I have had this same problem for years and I finally found out what was going on. I (and I imagine everyone in this discussion) have something called "Hyperventilation Syndrome." Basically, over the years, we have learned to stop breathing deep in our bellies, as all newborns do, and learned to breathe in our chest's. Most of the time this is completely unconscious. Anxiety CAN exacerbate this, but most likely would go completely unnoticed.

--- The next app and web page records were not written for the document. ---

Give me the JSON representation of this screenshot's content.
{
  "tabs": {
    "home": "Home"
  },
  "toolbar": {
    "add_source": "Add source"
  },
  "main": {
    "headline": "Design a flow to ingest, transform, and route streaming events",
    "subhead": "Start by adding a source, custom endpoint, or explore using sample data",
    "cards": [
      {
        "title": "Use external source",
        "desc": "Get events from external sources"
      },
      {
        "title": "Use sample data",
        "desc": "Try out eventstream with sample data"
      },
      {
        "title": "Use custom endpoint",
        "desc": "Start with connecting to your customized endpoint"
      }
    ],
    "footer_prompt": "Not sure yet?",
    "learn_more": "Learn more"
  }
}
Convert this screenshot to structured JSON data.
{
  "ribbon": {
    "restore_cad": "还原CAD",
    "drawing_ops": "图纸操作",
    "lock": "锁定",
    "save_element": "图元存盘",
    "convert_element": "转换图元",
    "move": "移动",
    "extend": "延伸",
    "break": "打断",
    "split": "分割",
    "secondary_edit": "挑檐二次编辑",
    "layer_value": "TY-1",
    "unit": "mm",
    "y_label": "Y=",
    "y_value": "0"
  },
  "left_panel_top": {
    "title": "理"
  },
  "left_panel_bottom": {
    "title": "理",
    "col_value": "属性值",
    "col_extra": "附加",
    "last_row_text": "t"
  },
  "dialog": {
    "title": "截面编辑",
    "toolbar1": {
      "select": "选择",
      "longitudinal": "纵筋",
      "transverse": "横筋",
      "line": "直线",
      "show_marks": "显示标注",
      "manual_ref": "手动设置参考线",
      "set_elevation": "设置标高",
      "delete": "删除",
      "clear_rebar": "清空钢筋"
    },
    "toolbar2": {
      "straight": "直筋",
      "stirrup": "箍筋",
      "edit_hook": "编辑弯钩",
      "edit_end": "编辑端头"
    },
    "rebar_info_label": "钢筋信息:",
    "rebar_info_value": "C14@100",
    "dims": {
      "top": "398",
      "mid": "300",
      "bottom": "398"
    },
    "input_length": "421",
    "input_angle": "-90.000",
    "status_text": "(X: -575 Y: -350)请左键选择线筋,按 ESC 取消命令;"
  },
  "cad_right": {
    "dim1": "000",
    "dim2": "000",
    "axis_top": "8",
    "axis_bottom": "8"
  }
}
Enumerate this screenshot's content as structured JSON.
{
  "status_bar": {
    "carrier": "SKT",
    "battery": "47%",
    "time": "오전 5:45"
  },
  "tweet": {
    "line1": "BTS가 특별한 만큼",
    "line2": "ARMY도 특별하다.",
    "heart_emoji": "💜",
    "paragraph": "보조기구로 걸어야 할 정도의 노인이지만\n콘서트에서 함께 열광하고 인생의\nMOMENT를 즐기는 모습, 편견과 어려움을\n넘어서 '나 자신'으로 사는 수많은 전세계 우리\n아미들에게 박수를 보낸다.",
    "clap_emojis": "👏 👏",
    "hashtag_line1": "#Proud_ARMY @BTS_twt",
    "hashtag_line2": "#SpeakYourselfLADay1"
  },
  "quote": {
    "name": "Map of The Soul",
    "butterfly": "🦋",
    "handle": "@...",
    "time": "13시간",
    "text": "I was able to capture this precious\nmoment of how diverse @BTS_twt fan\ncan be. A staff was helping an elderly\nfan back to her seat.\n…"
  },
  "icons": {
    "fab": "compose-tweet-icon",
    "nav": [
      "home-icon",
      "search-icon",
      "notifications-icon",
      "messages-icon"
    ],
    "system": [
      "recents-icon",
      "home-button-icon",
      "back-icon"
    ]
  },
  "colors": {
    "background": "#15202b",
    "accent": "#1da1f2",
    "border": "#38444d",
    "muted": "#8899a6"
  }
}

Before you say "Its not anxiety! I've tried every antidepressant and gotten all of the tests and nothing came back!" I would tell you that I did the same thing, and it all came back clear. Not being able to breathe and not knowing why is probably one of the most terrifying feelings there is and there have been many times where I have just wanted to take a swan dive over a high bridge. But believe me, there is a solution. First of all, realize that you absoloutely are getting enough air. That is not the problem. You will not die from this. The reason you feel like you are constantly out of breathe is because you are expelling too much carbon dioxide. Carbon dioxide is essential for maintaining oxygen levels; so when you don't have enought CO2, your brain realizes this, and attempts to take in more air, giving you that "air hunger" feeling. All you have to do to cure yourself of this is to relearn how to do belly-breathing. Google "Buteyko Method". It is excellent. Also check out the book Hyperventilation Syndrome by Dinah Bradley. Believe me when I tell you that it works and once you learn how to do this you will be fine. Sorry to everyone who is going through this horrible feeling. When it was at its worst, I literally felt like I was suffocating. If you find yourself panicking, just remember - you're expelling too much CO2. The best way to fix this is to breathe "low and slow". Lie on your back and breathe deep into your belly, as slowly as you can. Your chest shouldn't move at all. At first, it will feel very incomfortable; this is because your brain still feels like it needs more air. But what you are doing is slowly restoring the CO2, which will in turn modulate your oxygen. As I am writing this it sounds like a bunch of mumbo jumbo, but believe me it works. If you can't trust some random dude posting on this forum, and who would blame you if you couldn't, then just google "Hyperventilation syndrome" and try the deep belly breathing. You should also go for brisk walks and ONLY breathe through your nose. Never your mouth. Every time you breathe through your mouth you are expelling more CO2 and thus receiving less oxygen. I hope this works. It did for me.
06-22-2014, 11:04 AM #13